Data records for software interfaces
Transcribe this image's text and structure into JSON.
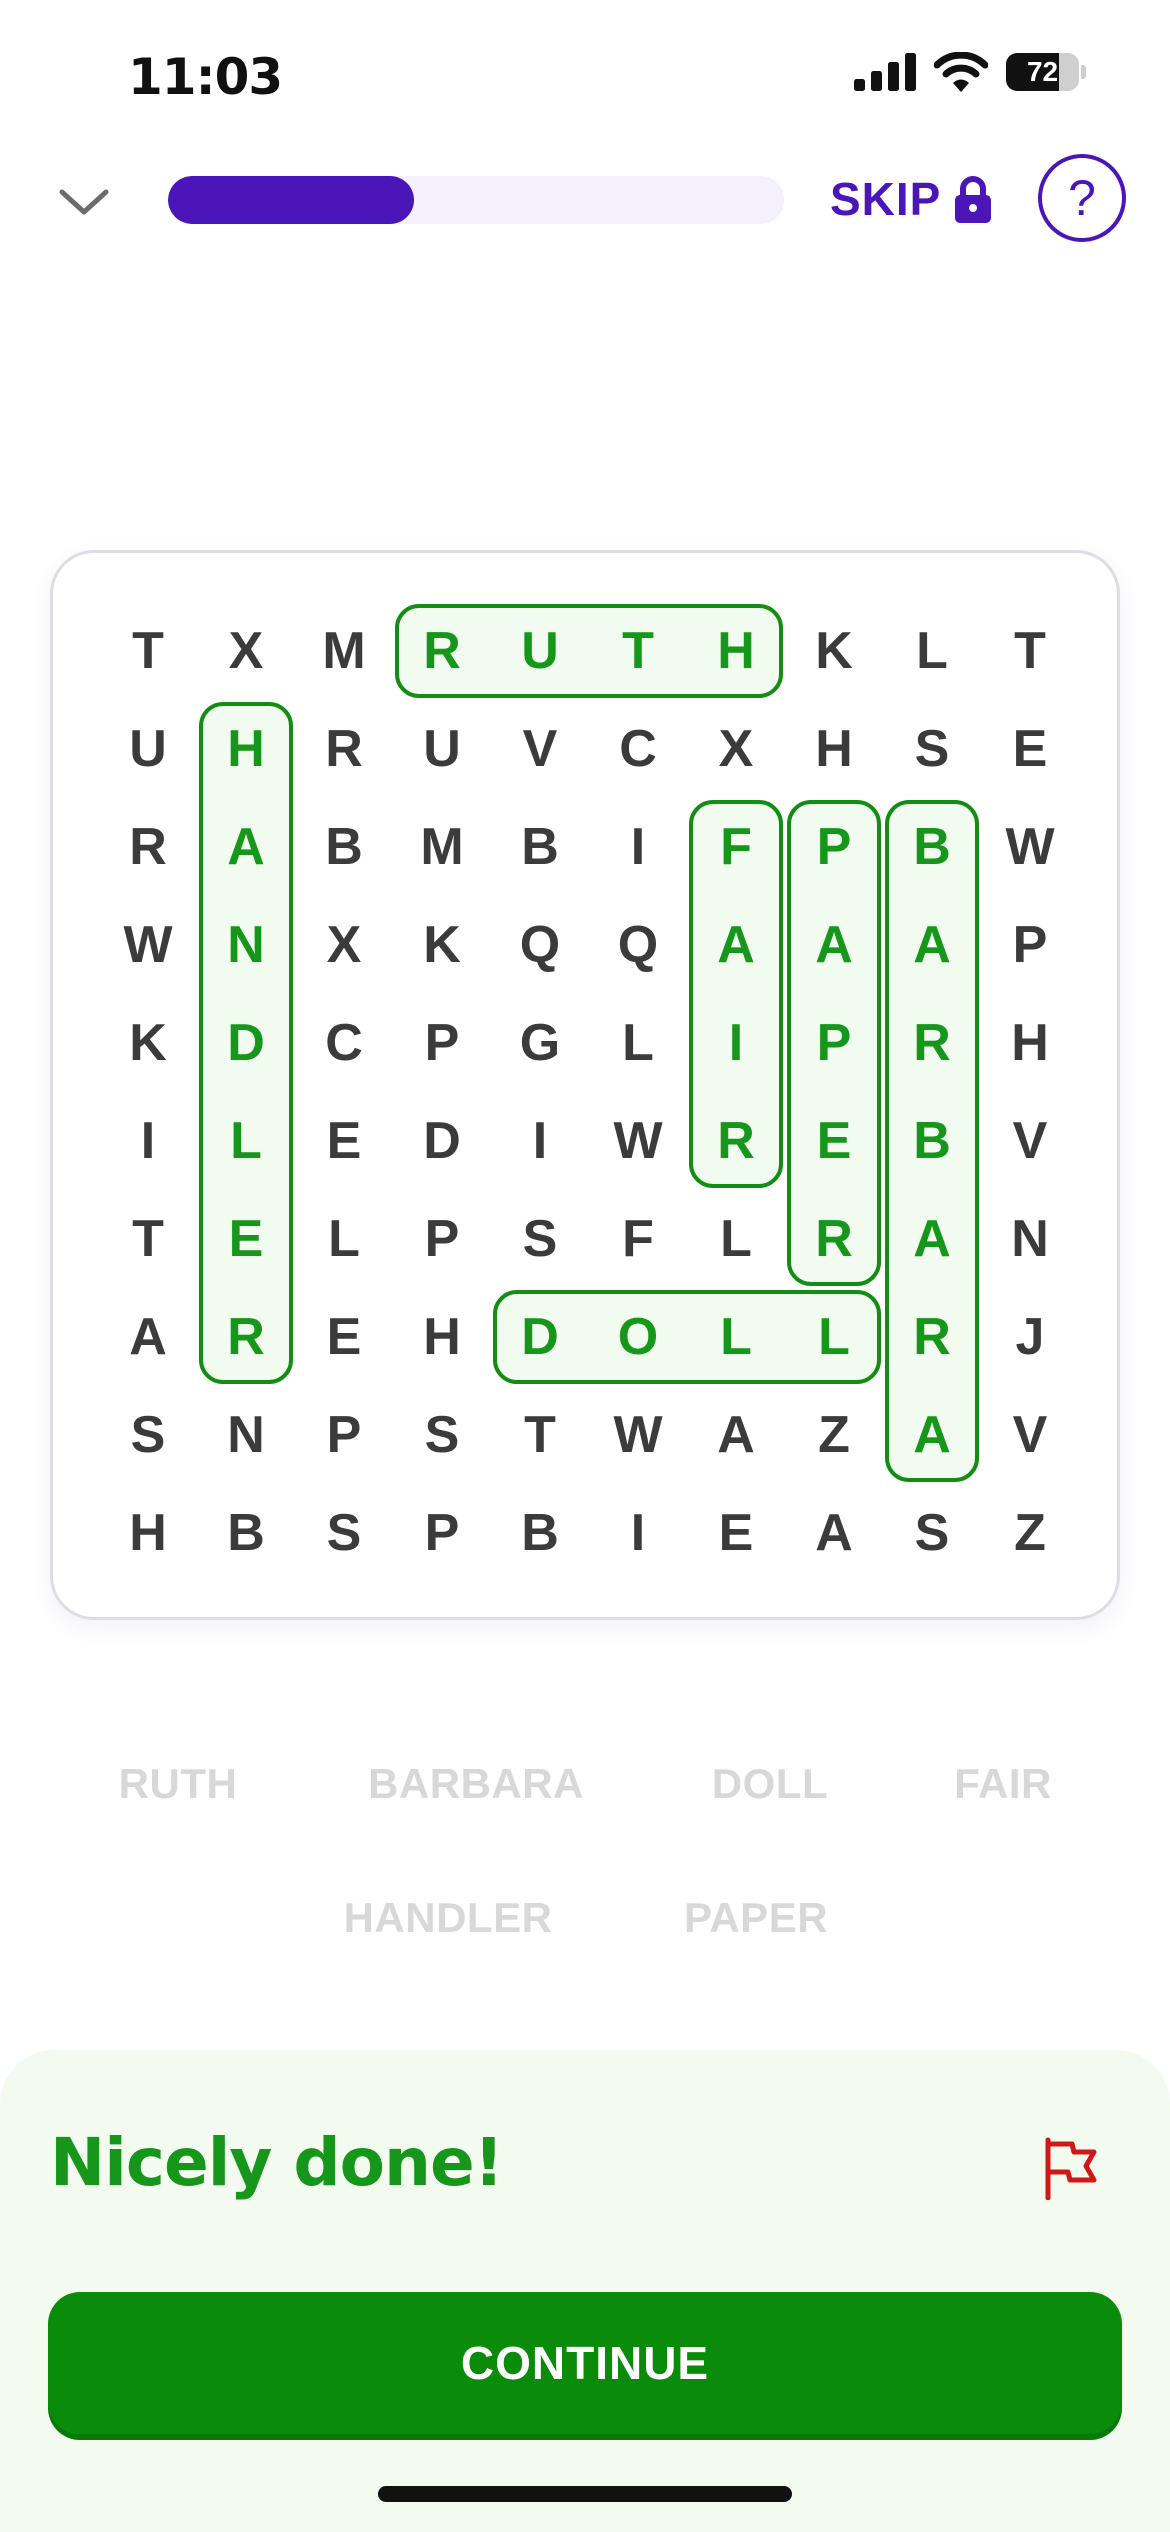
{
  "status_bar": {
    "time": "11:03",
    "battery_level": "72",
    "battery_fraction": 0.72
  },
  "nav": {
    "progress_fraction": 0.4,
    "skip_label": "SKIP",
    "help_label": "?"
  },
  "grid": [
    [
      "T",
      "X",
      "M",
      "R",
      "U",
      "T",
      "H",
      "K",
      "L",
      "T"
    ],
    [
      "U",
      "H",
      "R",
      "U",
      "V",
      "C",
      "X",
      "H",
      "S",
      "E"
    ],
    [
      "R",
      "A",
      "B",
      "M",
      "B",
      "I",
      "F",
      "P",
      "B",
      "W"
    ],
    [
      "W",
      "N",
      "X",
      "K",
      "Q",
      "Q",
      "A",
      "A",
      "A",
      "P"
    ],
    [
      "K",
      "D",
      "C",
      "P",
      "G",
      "L",
      "I",
      "P",
      "R",
      "H"
    ],
    [
      "I",
      "L",
      "E",
      "D",
      "I",
      "W",
      "R",
      "E",
      "B",
      "V"
    ],
    [
      "T",
      "E",
      "L",
      "P",
      "S",
      "F",
      "L",
      "R",
      "A",
      "N"
    ],
    [
      "A",
      "R",
      "E",
      "H",
      "D",
      "O",
      "L",
      "L",
      "R",
      "J"
    ],
    [
      "S",
      "N",
      "P",
      "S",
      "T",
      "W",
      "A",
      "Z",
      "A",
      "V"
    ],
    [
      "H",
      "B",
      "S",
      "P",
      "B",
      "I",
      "E",
      "A",
      "S",
      "Z"
    ]
  ],
  "found_words": [
    {
      "word": "RUTH",
      "start": [
        0,
        3
      ],
      "end": [
        0,
        6
      ]
    },
    {
      "word": "HANDLER",
      "start": [
        1,
        1
      ],
      "end": [
        7,
        1
      ]
    },
    {
      "word": "FAIR",
      "start": [
        2,
        6
      ],
      "end": [
        5,
        6
      ]
    },
    {
      "word": "PAPER",
      "start": [
        2,
        7
      ],
      "end": [
        6,
        7
      ]
    },
    {
      "word": "BARBARA",
      "start": [
        2,
        8
      ],
      "end": [
        8,
        8
      ]
    },
    {
      "word": "DOLL",
      "start": [
        7,
        4
      ],
      "end": [
        7,
        7
      ]
    }
  ],
  "word_bank": [
    [
      "RUTH",
      "BARBARA",
      "DOLL",
      "FAIR"
    ],
    [
      "HANDLER",
      "PAPER"
    ]
  ],
  "feedback": {
    "message": "Nicely done!",
    "continue_label": "CONTINUE"
  },
  "colors": {
    "accent_purple": "#4a16b9",
    "success_green": "#16961a",
    "button_green": "#0a8c0a",
    "flag_red": "#d01818",
    "muted_word": "#d8d8d8"
  },
  "icons": {
    "collapse": "chevron-down-icon",
    "lock": "lock-icon",
    "help": "question-icon",
    "flag": "flag-icon",
    "signal": "signal-icon",
    "wifi": "wifi-icon",
    "battery": "battery-icon"
  }
}
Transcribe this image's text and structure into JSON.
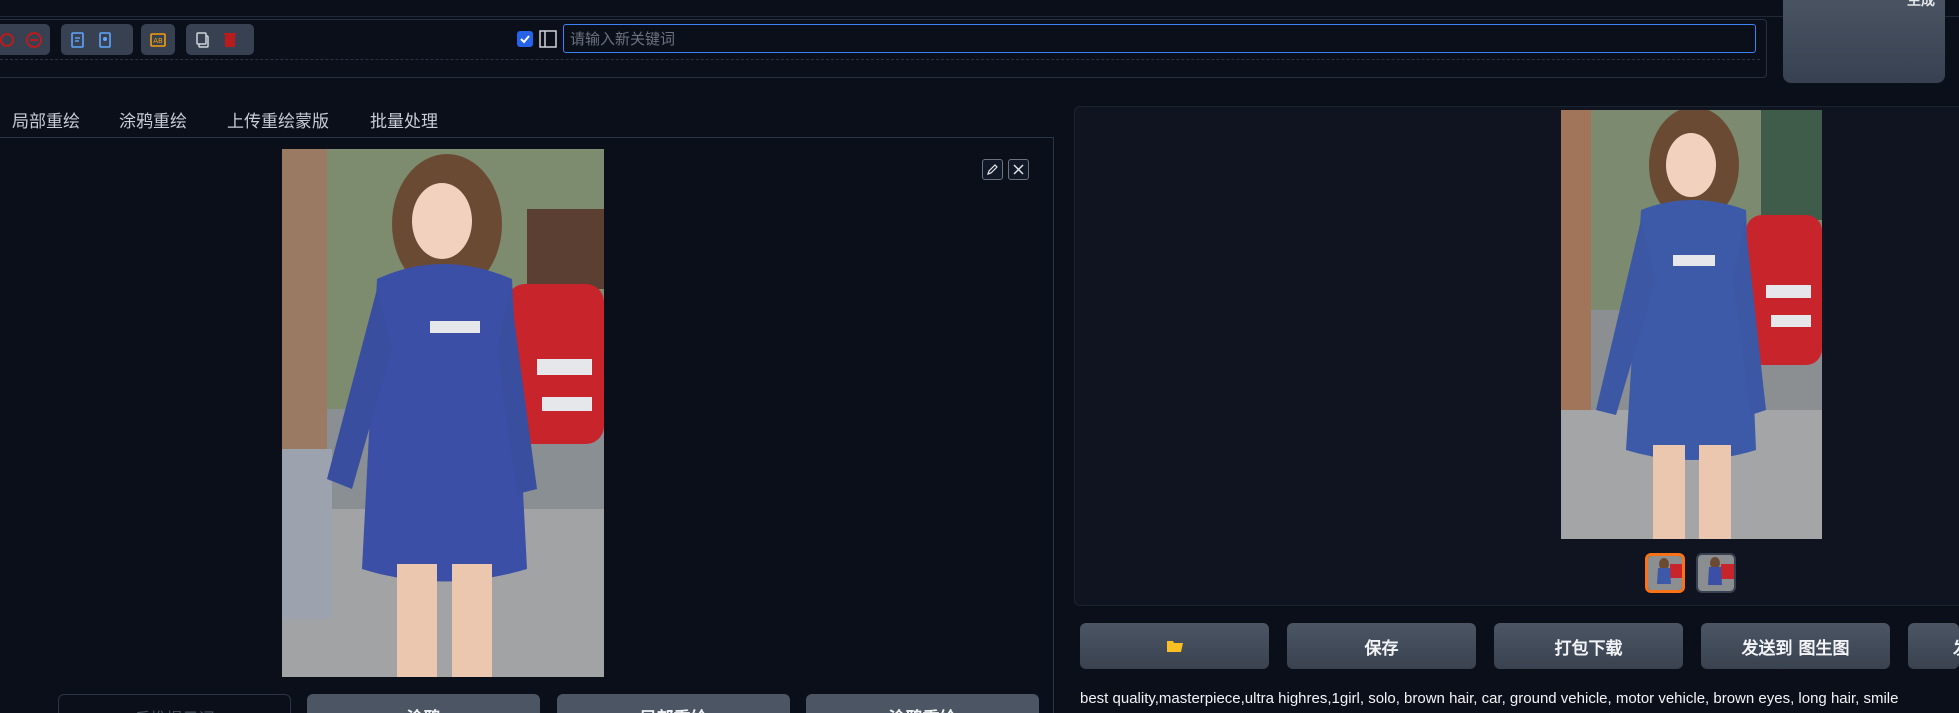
{
  "toolbar": {
    "keyword_placeholder": "请输入新关键词",
    "generate_label": "生成"
  },
  "tabs": [
    {
      "label": "局部重绘"
    },
    {
      "label": "涂鸦重绘"
    },
    {
      "label": "上传重绘蒙版"
    },
    {
      "label": "批量处理"
    }
  ],
  "left_panel": {
    "bottom_buttons": [
      {
        "label": "反推提示词"
      },
      {
        "label": "涂鸦"
      },
      {
        "label": "局部重绘"
      },
      {
        "label": "涂鸦重绘"
      }
    ]
  },
  "right_panel": {
    "actions": [
      {
        "label": "",
        "icon": "folder-icon"
      },
      {
        "label": "保存"
      },
      {
        "label": "打包下载"
      },
      {
        "label": "发送到 图生图"
      },
      {
        "label": "发"
      }
    ],
    "prompt": "best quality,masterpiece,ultra highres,1girl, solo, brown hair, car, ground vehicle, motor vehicle, brown eyes, long hair, smile"
  },
  "colors": {
    "background": "#0b0f19",
    "accent": "#3b82f6",
    "selected_thumb": "#f97316",
    "button": "#4b5563"
  }
}
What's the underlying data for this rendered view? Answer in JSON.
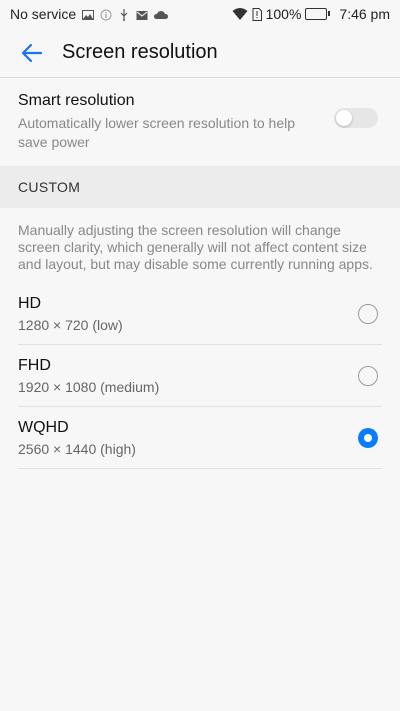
{
  "status_bar": {
    "carrier": "No service",
    "battery": "100%",
    "time": "7:46 pm"
  },
  "app_bar": {
    "title": "Screen resolution",
    "accent_color": "#1a73e8"
  },
  "smart_resolution": {
    "title": "Smart resolution",
    "description": "Automatically lower screen resolution to help save power",
    "enabled": false
  },
  "custom": {
    "header": "CUSTOM",
    "info": "Manually adjusting the screen resolution will change screen clarity, which generally will not affect content size and layout, but may disable some currently running apps."
  },
  "options": [
    {
      "title": "HD",
      "subtitle": "1280 × 720 (low)",
      "selected": false
    },
    {
      "title": "FHD",
      "subtitle": "1920 × 1080 (medium)",
      "selected": false
    },
    {
      "title": "WQHD",
      "subtitle": "2560 × 1440 (high)",
      "selected": true
    }
  ],
  "colors": {
    "selected_radio": "#0a7bff",
    "background": "#f7f7f7",
    "section_bg": "#ececec"
  }
}
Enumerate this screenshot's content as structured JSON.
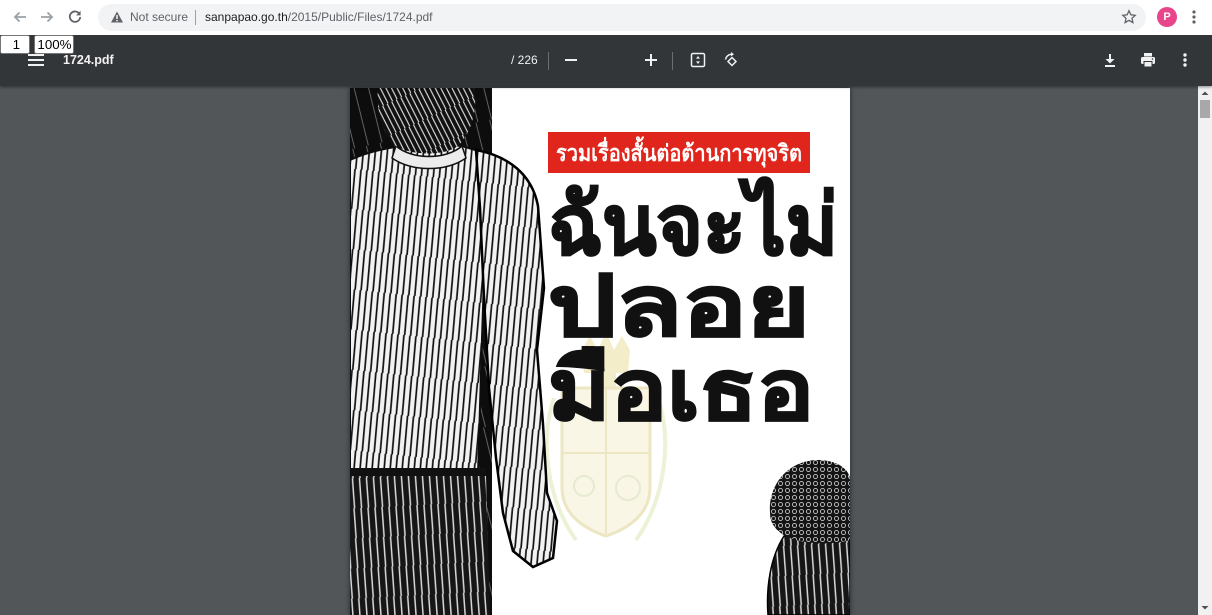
{
  "browser": {
    "back_icon": "arrow-left-icon",
    "forward_icon": "arrow-right-icon",
    "reload_icon": "reload-icon",
    "address": {
      "security_icon": "warning-triangle-icon",
      "security_label": "Not secure",
      "domain": "sanpapao.go.th",
      "path": "/2015/Public/Files/1724.pdf"
    },
    "bookmark_icon": "star-icon",
    "profile": {
      "initial": "P",
      "color": "#e8468a"
    },
    "menu_icon": "kebab-menu-icon"
  },
  "pdf_toolbar": {
    "menu_icon": "hamburger-icon",
    "title": "1724.pdf",
    "page": {
      "current": "1",
      "total_label": "/ 226"
    },
    "zoom": {
      "out_icon": "minus-icon",
      "value": "100%",
      "in_icon": "plus-icon"
    },
    "fit_icon": "fit-to-page-icon",
    "rotate_icon": "rotate-counterclockwise-icon",
    "download_icon": "download-icon",
    "print_icon": "print-icon",
    "more_icon": "kebab-menu-icon"
  },
  "document": {
    "banner": "รวมเรื่องสั้นต่อต้านการทุจริต",
    "title_lines": [
      "ฉันจะไม่",
      "ปลอย",
      "มือเธอ"
    ],
    "banner_color": "#e0261c"
  },
  "scrollbar": {
    "position": 0
  },
  "theme": {
    "chrome_bg": "#ffffff",
    "omnibox_bg": "#f1f3f4",
    "toolbar_bg": "#323639",
    "viewer_bg": "#525659"
  }
}
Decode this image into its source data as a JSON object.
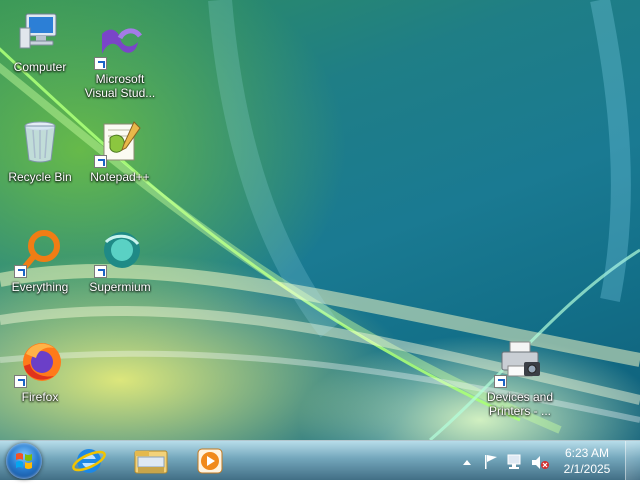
{
  "desktop": {
    "icons": [
      {
        "label": "Computer"
      },
      {
        "label": "Microsoft Visual Stud..."
      },
      {
        "label": "Recycle Bin"
      },
      {
        "label": "Notepad++"
      },
      {
        "label": "Everything"
      },
      {
        "label": "Supermium"
      },
      {
        "label": "Firefox"
      },
      {
        "label": "Devices and Printers - ..."
      }
    ]
  },
  "taskbar": {
    "pinned": [
      {
        "icon": "internet-explorer-icon"
      },
      {
        "icon": "file-explorer-icon"
      },
      {
        "icon": "media-player-icon"
      }
    ],
    "clock": {
      "time": "6:23 AM",
      "date": "2/1/2025"
    }
  },
  "colors": {
    "taskbar": "#4f8eaa",
    "accent": "#1b63c6"
  }
}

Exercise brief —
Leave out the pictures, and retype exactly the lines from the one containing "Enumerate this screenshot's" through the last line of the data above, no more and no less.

Finished exercise —
Enumerate this screenshot's content as structured JSON.
{
  "browser": {
    "back_icon": "arrow-left-icon",
    "forward_icon": "arrow-right-icon",
    "reload_icon": "reload-icon",
    "address": {
      "security_icon": "warning-triangle-icon",
      "security_label": "Not secure",
      "domain": "sanpapao.go.th",
      "path": "/2015/Public/Files/1724.pdf"
    },
    "bookmark_icon": "star-icon",
    "profile": {
      "initial": "P",
      "color": "#e8468a"
    },
    "menu_icon": "kebab-menu-icon"
  },
  "pdf_toolbar": {
    "menu_icon": "hamburger-icon",
    "title": "1724.pdf",
    "page": {
      "current": "1",
      "total_label": "/ 226"
    },
    "zoom": {
      "out_icon": "minus-icon",
      "value": "100%",
      "in_icon": "plus-icon"
    },
    "fit_icon": "fit-to-page-icon",
    "rotate_icon": "rotate-counterclockwise-icon",
    "download_icon": "download-icon",
    "print_icon": "print-icon",
    "more_icon": "kebab-menu-icon"
  },
  "document": {
    "banner": "รวมเรื่องสั้นต่อต้านการทุจริต",
    "title_lines": [
      "ฉันจะไม่",
      "ปลอย",
      "มือเธอ"
    ],
    "banner_color": "#e0261c"
  },
  "scrollbar": {
    "position": 0
  },
  "theme": {
    "chrome_bg": "#ffffff",
    "omnibox_bg": "#f1f3f4",
    "toolbar_bg": "#323639",
    "viewer_bg": "#525659"
  }
}
Decode this image into its source data as a JSON object.
{
  "desktop": {
    "icons": [
      {
        "label": "Computer"
      },
      {
        "label": "Microsoft Visual Stud..."
      },
      {
        "label": "Recycle Bin"
      },
      {
        "label": "Notepad++"
      },
      {
        "label": "Everything"
      },
      {
        "label": "Supermium"
      },
      {
        "label": "Firefox"
      },
      {
        "label": "Devices and Printers - ..."
      }
    ]
  },
  "taskbar": {
    "pinned": [
      {
        "icon": "internet-explorer-icon"
      },
      {
        "icon": "file-explorer-icon"
      },
      {
        "icon": "media-player-icon"
      }
    ],
    "clock": {
      "time": "6:23 AM",
      "date": "2/1/2025"
    }
  },
  "colors": {
    "taskbar": "#4f8eaa",
    "accent": "#1b63c6"
  }
}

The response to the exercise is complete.